The process to certify milCloud 2.0 for classified use is underway and on track to be ready to go this summer, according to General Dynamics Information Technology, the contractor that supports the program.
Jim Matney, GDIT’s vice president and general manager for the Defense Information Systems Agency and the enterprise services sector, told Nextgov in an interview Tuesday that approval for one location of the Defense Department’s on-premise cloud offering has already gone through. Once a second facility receives approval, milCloud 2.0 will be on track to receive a third-party assessment.
Impact Level 6 authorization will allow milCloud 2.0 to host classified workloads, and with that designation will likely come additional migrations. The number of workloads on milCloud 2.0 doubled in 2020 compared to 2019.
Danielle Metz, DOD’s deputy chief information officer for the information enterprise, told Nextgov in an interview Thursday that milCloud 2.0 is part of a suite of cloud offerings from DISA and the military services filling the need for a general purpose cloud as articulated in the DOD Cloud Strategy. The Joint Enterprise Defense Infrastructure, or JEDI, enterprise cloud was meant to serve as the main general purpose option, but the contract continues to be held back by legal challenges.
“I think that we're achieving an aspect of what we meant by the enterprise general purpose cloud concept, what is missing and what continues to miss is that end-to-end from your enterprise, all levels of classes, classification to the tactical,” Metz said. “That does not exist today, that is what JEDI is to bring to the table, that is what the department truly needs, and so we're committed to ensuring that we have that, but all the while we don't want to stop progress.”
As the Amazon Web Services protest of the JEDI award to Microsoft continues, Metz said DOD is directing components to existing vehicles like DISA’s milCloud 2.0 or the Air Force’s Cloud One to ensure cloud contracts do not continue to proliferate out of hand.
The milCloud 2.0 project took a big step toward general purpose capabilities in February when it added AWS to the offering.
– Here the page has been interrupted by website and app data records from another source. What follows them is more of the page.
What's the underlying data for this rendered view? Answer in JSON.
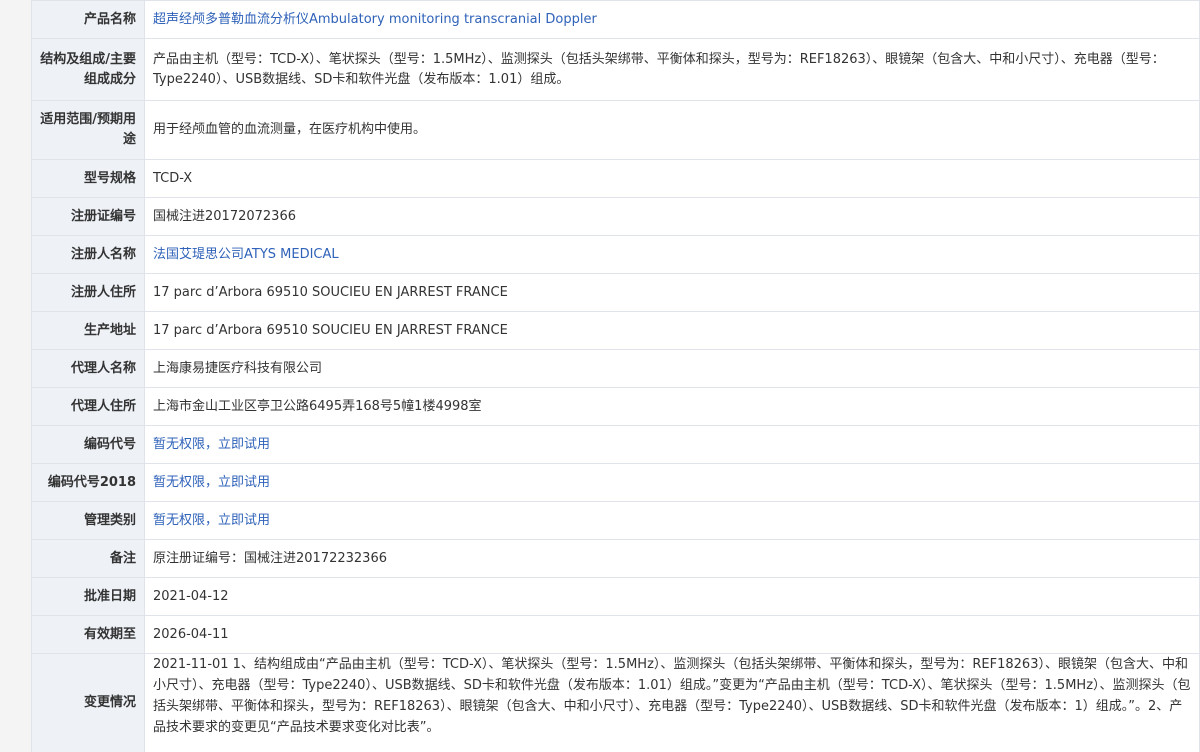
{
  "rows": {
    "product_name": {
      "label": "产品名称",
      "value": "超声经颅多普勒血流分析仪Ambulatory monitoring transcranial Doppler"
    },
    "structure": {
      "label": "结构及组成/主要组成成分",
      "value": "产品由主机（型号：TCD-X）、笔状探头（型号：1.5MHz）、监测探头（包括头架绑带、平衡体和探头，型号为：REF18263）、眼镜架（包含大、中和小尺寸）、充电器（型号：Type2240）、USB数据线、SD卡和软件光盘（发布版本：1.01）组成。"
    },
    "scope": {
      "label": "适用范围/预期用途",
      "value": "用于经颅血管的血流测量，在医疗机构中使用。"
    },
    "model": {
      "label": "型号规格",
      "value": "TCD-X"
    },
    "reg_no": {
      "label": "注册证编号",
      "value": "国械注进20172072366"
    },
    "registrant": {
      "label": "注册人名称",
      "value": "法国艾瑅思公司ATYS MEDICAL"
    },
    "registrant_addr": {
      "label": "注册人住所",
      "value": "17 parc d’Arbora 69510 SOUCIEU EN JARREST FRANCE"
    },
    "mfg_addr": {
      "label": "生产地址",
      "value": "17 parc d’Arbora 69510 SOUCIEU EN JARREST FRANCE"
    },
    "agent": {
      "label": "代理人名称",
      "value": "上海康易捷医疗科技有限公司"
    },
    "agent_addr": {
      "label": "代理人住所",
      "value": "上海市金山工业区亭卫公路6495弄168号5幢1楼4998室"
    },
    "code": {
      "label": "编码代号",
      "value": "暂无权限，立即试用"
    },
    "code2018": {
      "label": "编码代号2018",
      "value": "暂无权限，立即试用"
    },
    "mgmt_class": {
      "label": "管理类别",
      "value": "暂无权限，立即试用"
    },
    "remark": {
      "label": "备注",
      "value": "原注册证编号：国械注进20172232366"
    },
    "approve_date": {
      "label": "批准日期",
      "value": "2021-04-12"
    },
    "expiry": {
      "label": "有效期至",
      "value": "2026-04-11"
    },
    "changes": {
      "label": "变更情况",
      "value": "2021-11-01 1、结构组成由“产品由主机（型号：TCD-X）、笔状探头（型号：1.5MHz）、监测探头（包括头架绑带、平衡体和探头，型号为：REF18263）、眼镜架（包含大、中和小尺寸）、充电器（型号：Type2240）、USB数据线、SD卡和软件光盘（发布版本：1.01）组成。”变更为“产品由主机（型号：TCD-X）、笔状探头（型号：1.5MHz）、监测探头（包括头架绑带、平衡体和探头，型号为：REF18263）、眼镜架（包含大、中和小尺寸）、充电器（型号：Type2240）、USB数据线、SD卡和软件光盘（发布版本：1）组成。”。2、产品技术要求的变更见“产品技术要求变化对比表”。"
    }
  },
  "colors": {
    "label_bg": "#eef2f7",
    "border": "#e0e4ea",
    "link": "#2f62b9",
    "text": "#333333"
  }
}
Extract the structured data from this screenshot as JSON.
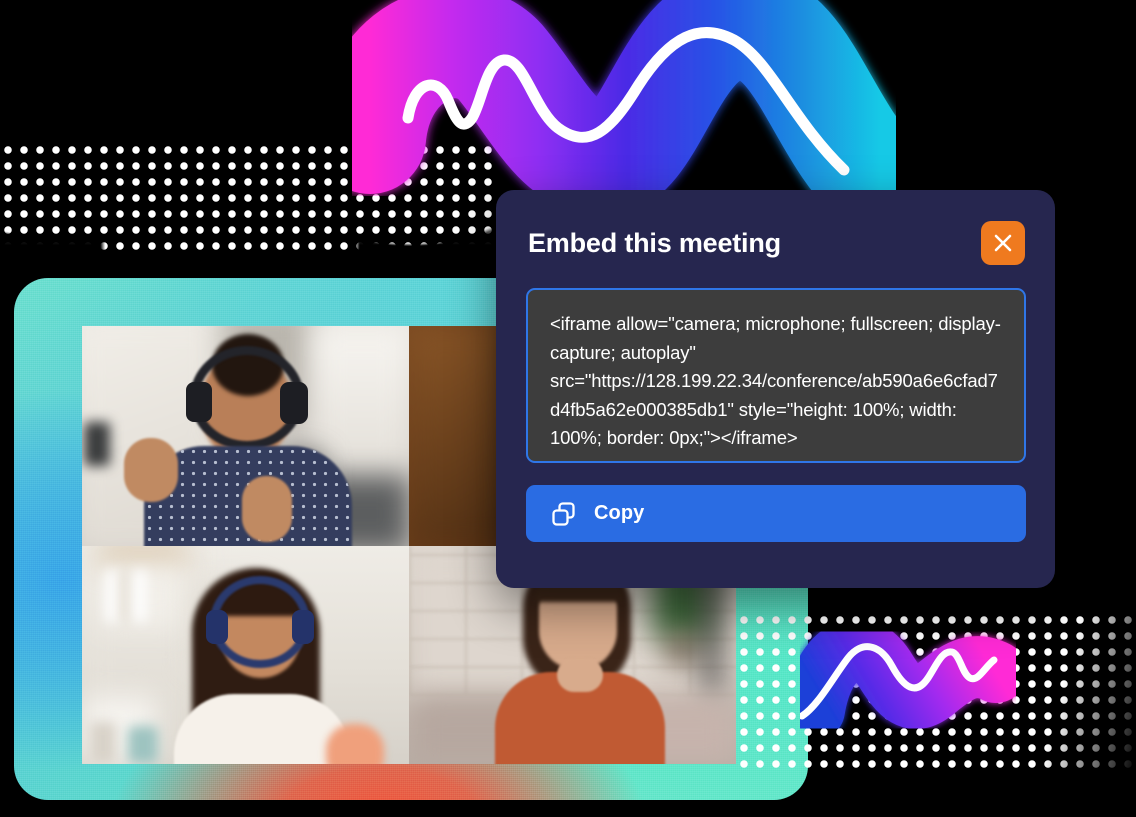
{
  "modal": {
    "title": "Embed this meeting",
    "close_icon": "close-x-icon",
    "embed_code": "<iframe allow=\"camera; microphone; fullscreen; display-capture; autoplay\" src=\"https://128.199.22.34/conference/ab590a6e6cfad7d4fb5a62e000385db1\" style=\"height: 100%; width: 100%; border: 0px;\"></iframe>",
    "copy_button_label": "Copy",
    "copy_icon": "copy-duplicate-icon",
    "colors": {
      "surface": "#26264f",
      "close": "#ef7a1f",
      "primary": "#2a6ce3",
      "code_bg": "#3d3d3d",
      "code_border": "#2f76e8"
    }
  },
  "meeting": {
    "card_label": "video-call-card",
    "participants": [
      {
        "name": "participant-1",
        "description": "Woman with headset waving in a kitchen"
      },
      {
        "name": "participant-2",
        "description": "Participant in front of a wood wall"
      },
      {
        "name": "participant-3",
        "description": "Woman with curly hair and headphones at a desk"
      },
      {
        "name": "participant-4",
        "description": "Woman in a rust top by a brick wall"
      }
    ]
  },
  "decor": {
    "wave_top": "gradient-sound-wave",
    "wave_bottom": "gradient-sound-wave-small",
    "dots_top": "halftone-dot-band",
    "dots_bottom": "halftone-dot-block",
    "gradient_stops": [
      "#ff2bd6",
      "#9b2df0",
      "#3b2ce0",
      "#1d6fe8",
      "#19c6e8"
    ]
  }
}
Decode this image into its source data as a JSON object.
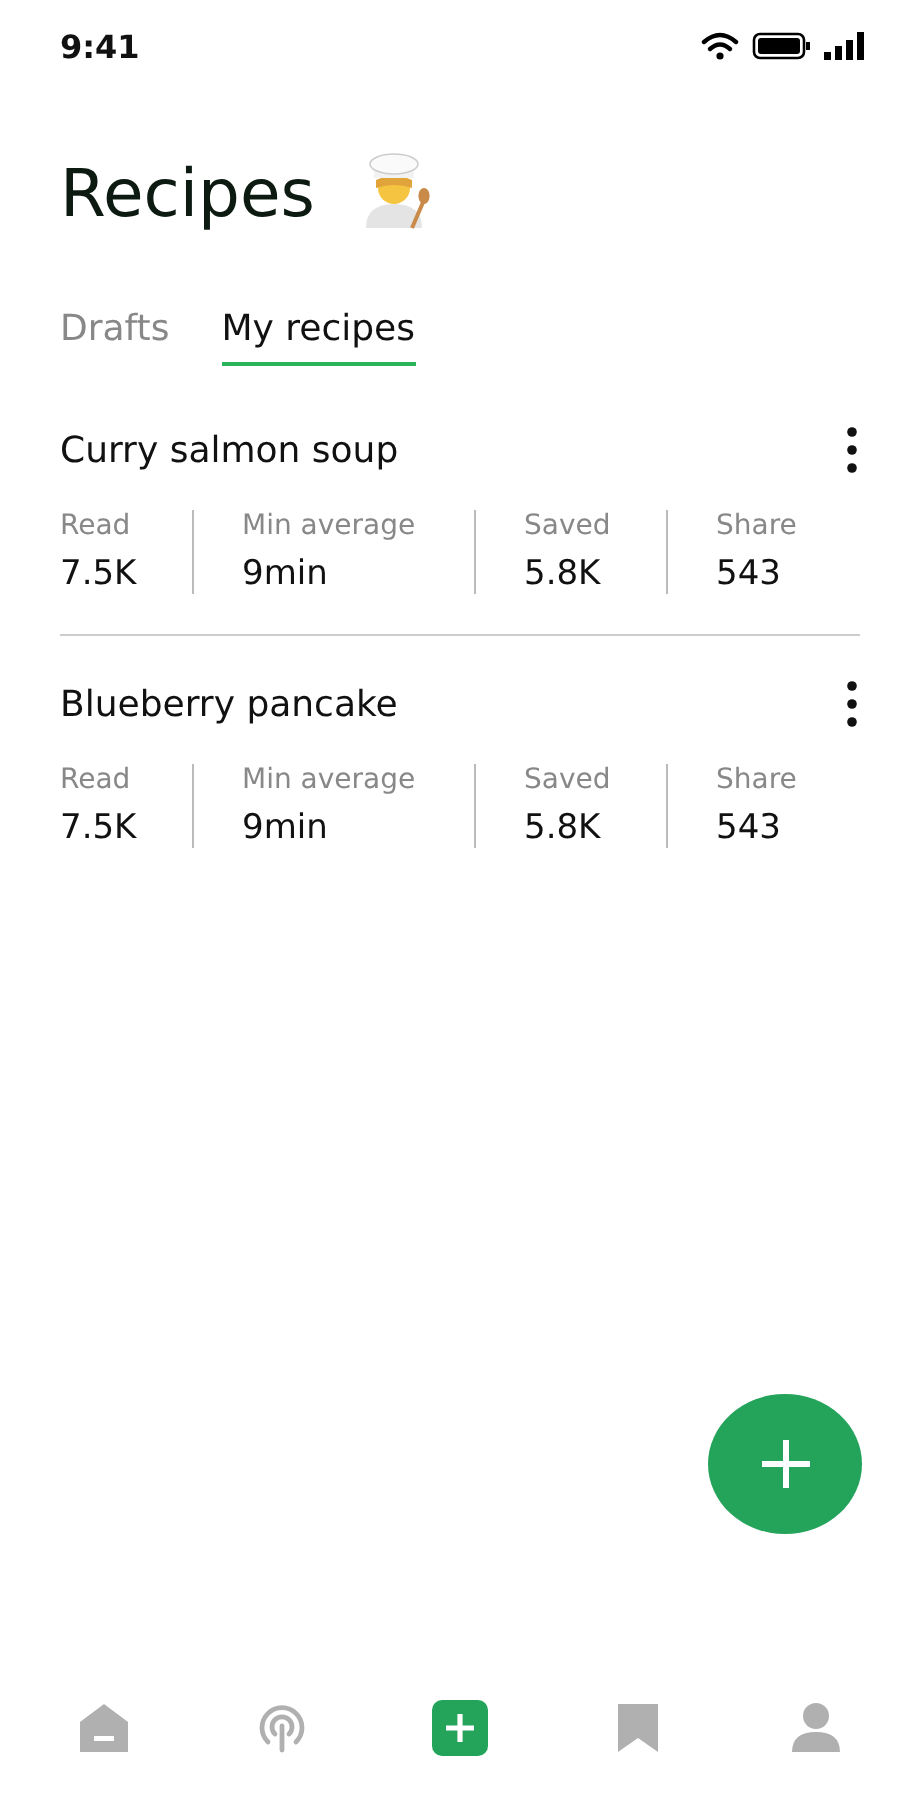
{
  "status_bar": {
    "time": "9:41"
  },
  "title": "Recipes",
  "tabs": [
    {
      "label": "Drafts",
      "selected": false
    },
    {
      "label": "My recipes",
      "selected": true
    }
  ],
  "recipes": [
    {
      "name": "Curry salmon soup",
      "stats": [
        {
          "label": "Read",
          "value": "7.5K"
        },
        {
          "label": "Min average",
          "value": "9min"
        },
        {
          "label": "Saved",
          "value": "5.8K"
        },
        {
          "label": "Share",
          "value": "543"
        }
      ]
    },
    {
      "name": "Blueberry pancake",
      "stats": [
        {
          "label": "Read",
          "value": "7.5K"
        },
        {
          "label": "Min average",
          "value": "9min"
        },
        {
          "label": "Saved",
          "value": "5.8K"
        },
        {
          "label": "Share",
          "value": "543"
        }
      ]
    }
  ],
  "nav": [
    {
      "kind": "home",
      "selected": false
    },
    {
      "kind": "broadcast",
      "selected": false
    },
    {
      "kind": "add",
      "selected": true
    },
    {
      "kind": "bookmark",
      "selected": false
    },
    {
      "kind": "profile",
      "selected": false
    }
  ]
}
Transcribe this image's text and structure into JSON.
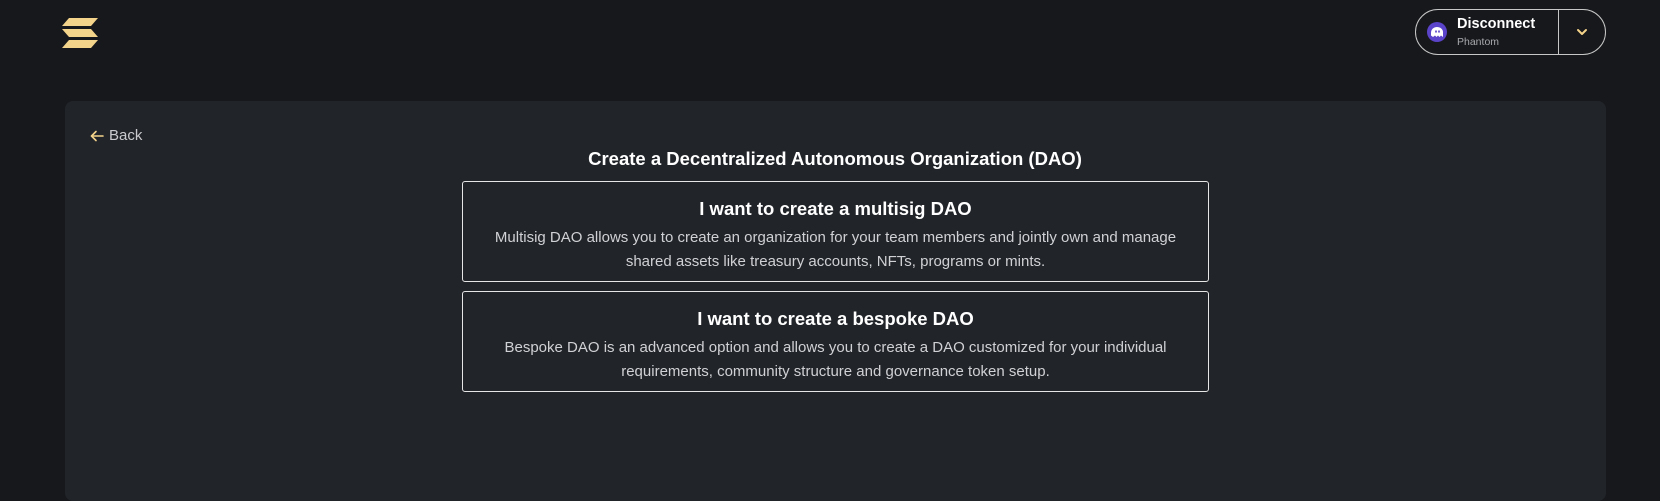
{
  "header": {
    "logo_icon": "solana-logo-icon",
    "wallet": {
      "title": "Disconnect",
      "subtitle": "Phantom",
      "icon": "phantom-ghost-icon",
      "toggle_icon": "chevron-down-icon"
    }
  },
  "main": {
    "back_label": "Back",
    "title": "Create a Decentralized Autonomous Organization (DAO)",
    "options": [
      {
        "title": "I want to create a multisig DAO",
        "description": "Multisig DAO allows you to create an organization for your team members and jointly own and manage shared assets like treasury accounts, NFTs, programs or mints."
      },
      {
        "title": "I want to create a bespoke DAO",
        "description": "Bespoke DAO is an advanced option and allows you to create a DAO customized for your individual requirements, community structure and governance token setup."
      }
    ]
  },
  "colors": {
    "background": "#17181c",
    "panel": "#212429",
    "accent": "#f4d38a",
    "phantom": "#5b44c9",
    "border": "#e6e6e6"
  }
}
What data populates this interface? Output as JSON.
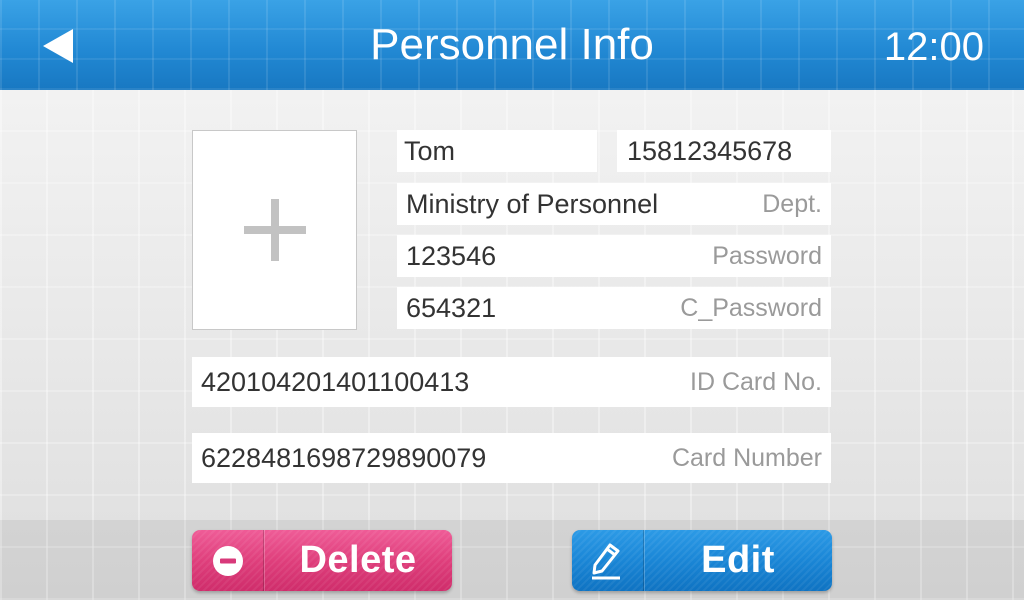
{
  "header": {
    "title": "Personnel Info",
    "time": "12:00",
    "back_icon": "back-arrow-icon"
  },
  "photo": {
    "icon": "plus-icon"
  },
  "fields": {
    "name": {
      "value": "Tom"
    },
    "phone": {
      "value": "15812345678"
    },
    "dept": {
      "value": "Ministry of Personnel",
      "label": "Dept."
    },
    "password": {
      "value": "123546",
      "label": "Password"
    },
    "confirm_password": {
      "value": "654321",
      "label": "C_Password"
    },
    "id_card": {
      "value": "420104201401100413",
      "label": "ID Card No."
    },
    "card_number": {
      "value": "6228481698729890079",
      "label": "Card Number"
    }
  },
  "buttons": {
    "delete": {
      "label": "Delete",
      "icon": "minus-circle-icon"
    },
    "edit": {
      "label": "Edit",
      "icon": "pencil-icon"
    }
  },
  "colors": {
    "header": "#2289d4",
    "delete": "#df3f7c",
    "edit": "#1a86d6"
  }
}
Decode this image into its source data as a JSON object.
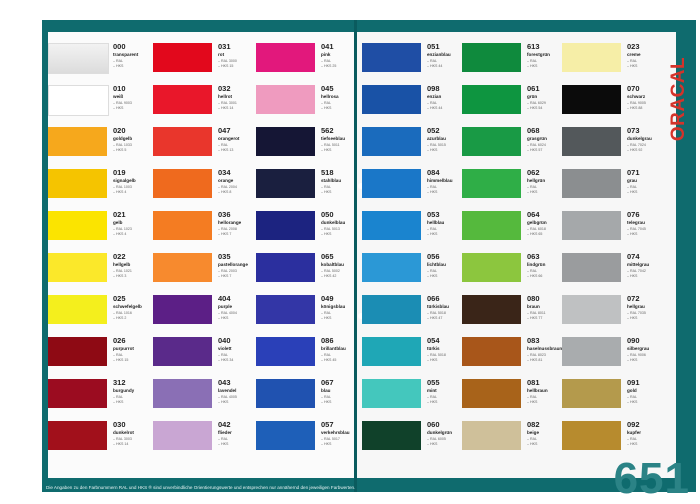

Matney told Nextgov previously that AWS is able to provide software-as-a-service and platform-as-a-service capabilities, whereas GDIT is focused on infrastructure-as-a-service.